-- Opening Marker --

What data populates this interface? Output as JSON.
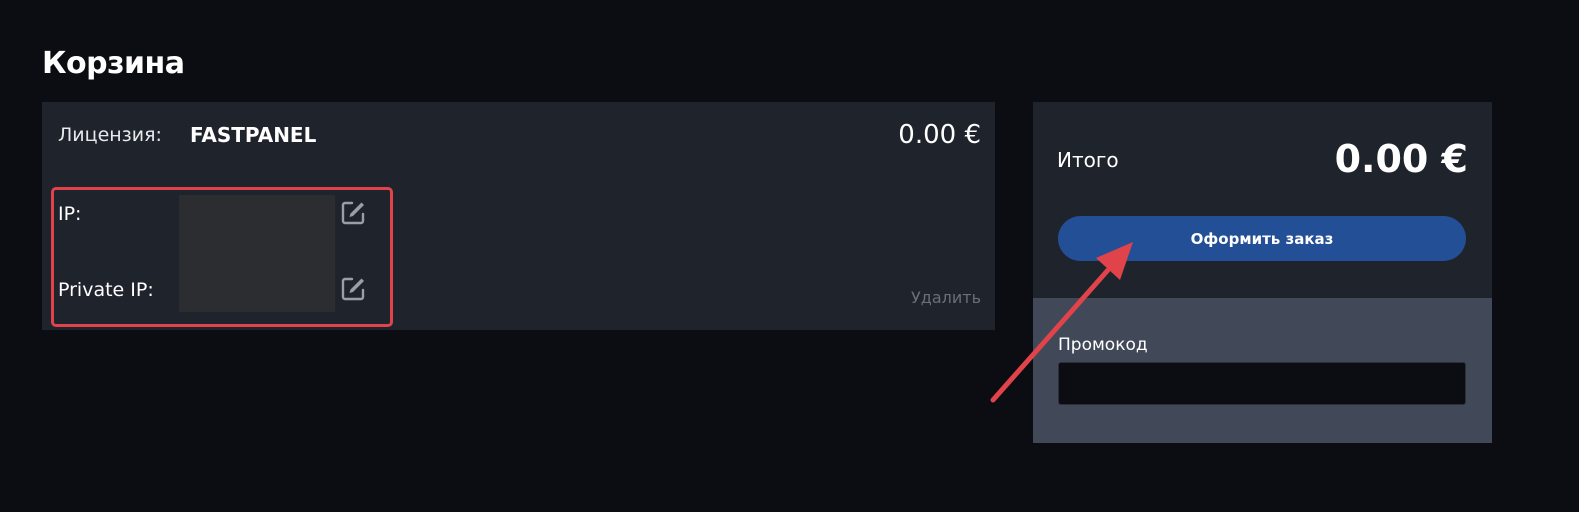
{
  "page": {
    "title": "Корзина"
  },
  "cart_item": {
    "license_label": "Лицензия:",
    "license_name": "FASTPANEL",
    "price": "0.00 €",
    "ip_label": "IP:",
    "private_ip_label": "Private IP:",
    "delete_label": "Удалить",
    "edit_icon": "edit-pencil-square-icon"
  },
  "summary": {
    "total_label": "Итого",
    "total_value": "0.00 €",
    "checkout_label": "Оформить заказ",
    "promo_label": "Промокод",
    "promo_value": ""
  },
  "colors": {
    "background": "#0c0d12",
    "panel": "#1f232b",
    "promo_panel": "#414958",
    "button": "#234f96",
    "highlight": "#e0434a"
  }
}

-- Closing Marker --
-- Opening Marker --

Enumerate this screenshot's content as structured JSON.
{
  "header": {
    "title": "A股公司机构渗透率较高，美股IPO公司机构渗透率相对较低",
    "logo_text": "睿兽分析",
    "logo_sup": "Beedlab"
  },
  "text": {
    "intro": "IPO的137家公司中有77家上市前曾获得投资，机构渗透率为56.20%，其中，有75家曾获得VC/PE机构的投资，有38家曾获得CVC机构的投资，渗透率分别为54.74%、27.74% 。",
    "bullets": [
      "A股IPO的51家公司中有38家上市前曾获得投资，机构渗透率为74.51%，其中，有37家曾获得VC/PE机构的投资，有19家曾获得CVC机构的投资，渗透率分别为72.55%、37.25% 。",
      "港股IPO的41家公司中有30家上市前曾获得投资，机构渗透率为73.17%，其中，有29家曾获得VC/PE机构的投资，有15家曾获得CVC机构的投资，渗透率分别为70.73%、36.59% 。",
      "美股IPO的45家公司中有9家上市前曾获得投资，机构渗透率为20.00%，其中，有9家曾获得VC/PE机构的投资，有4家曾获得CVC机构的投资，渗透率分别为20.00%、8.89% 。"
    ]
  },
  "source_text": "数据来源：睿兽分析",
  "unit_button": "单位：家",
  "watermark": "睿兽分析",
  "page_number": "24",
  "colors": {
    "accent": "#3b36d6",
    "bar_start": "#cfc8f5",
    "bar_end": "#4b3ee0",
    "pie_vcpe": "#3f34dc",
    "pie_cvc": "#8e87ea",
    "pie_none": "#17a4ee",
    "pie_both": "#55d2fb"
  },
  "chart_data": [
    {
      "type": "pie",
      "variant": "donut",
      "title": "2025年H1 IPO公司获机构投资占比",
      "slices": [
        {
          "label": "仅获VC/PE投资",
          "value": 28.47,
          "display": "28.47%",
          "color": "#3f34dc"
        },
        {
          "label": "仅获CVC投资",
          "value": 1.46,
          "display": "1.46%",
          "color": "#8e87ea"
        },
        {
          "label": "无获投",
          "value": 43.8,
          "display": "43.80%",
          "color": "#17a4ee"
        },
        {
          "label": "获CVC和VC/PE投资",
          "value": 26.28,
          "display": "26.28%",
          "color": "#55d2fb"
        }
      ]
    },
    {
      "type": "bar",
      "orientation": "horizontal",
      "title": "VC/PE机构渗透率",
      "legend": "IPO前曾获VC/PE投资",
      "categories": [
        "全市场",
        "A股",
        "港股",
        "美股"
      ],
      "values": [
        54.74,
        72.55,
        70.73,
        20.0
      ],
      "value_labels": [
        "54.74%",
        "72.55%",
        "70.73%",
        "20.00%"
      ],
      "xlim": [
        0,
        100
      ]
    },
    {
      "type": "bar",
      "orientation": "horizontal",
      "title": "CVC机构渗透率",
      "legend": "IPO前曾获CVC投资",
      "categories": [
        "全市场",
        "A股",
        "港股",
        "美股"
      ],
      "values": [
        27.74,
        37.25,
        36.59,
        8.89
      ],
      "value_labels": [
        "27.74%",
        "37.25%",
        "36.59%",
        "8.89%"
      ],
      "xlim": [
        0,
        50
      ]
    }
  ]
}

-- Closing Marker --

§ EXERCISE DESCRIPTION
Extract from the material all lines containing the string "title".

§ SOLUTION FOR THIS TASK
    "title": "Корзина"
    "title": "A股公司机构渗透率较高，美股IPO公司机构渗透率相对较低",
      "title": "2025年H1 IPO公司获机构投资占比",
      "title": "VC/PE机构渗透率",
      "title": "CVC机构渗透率",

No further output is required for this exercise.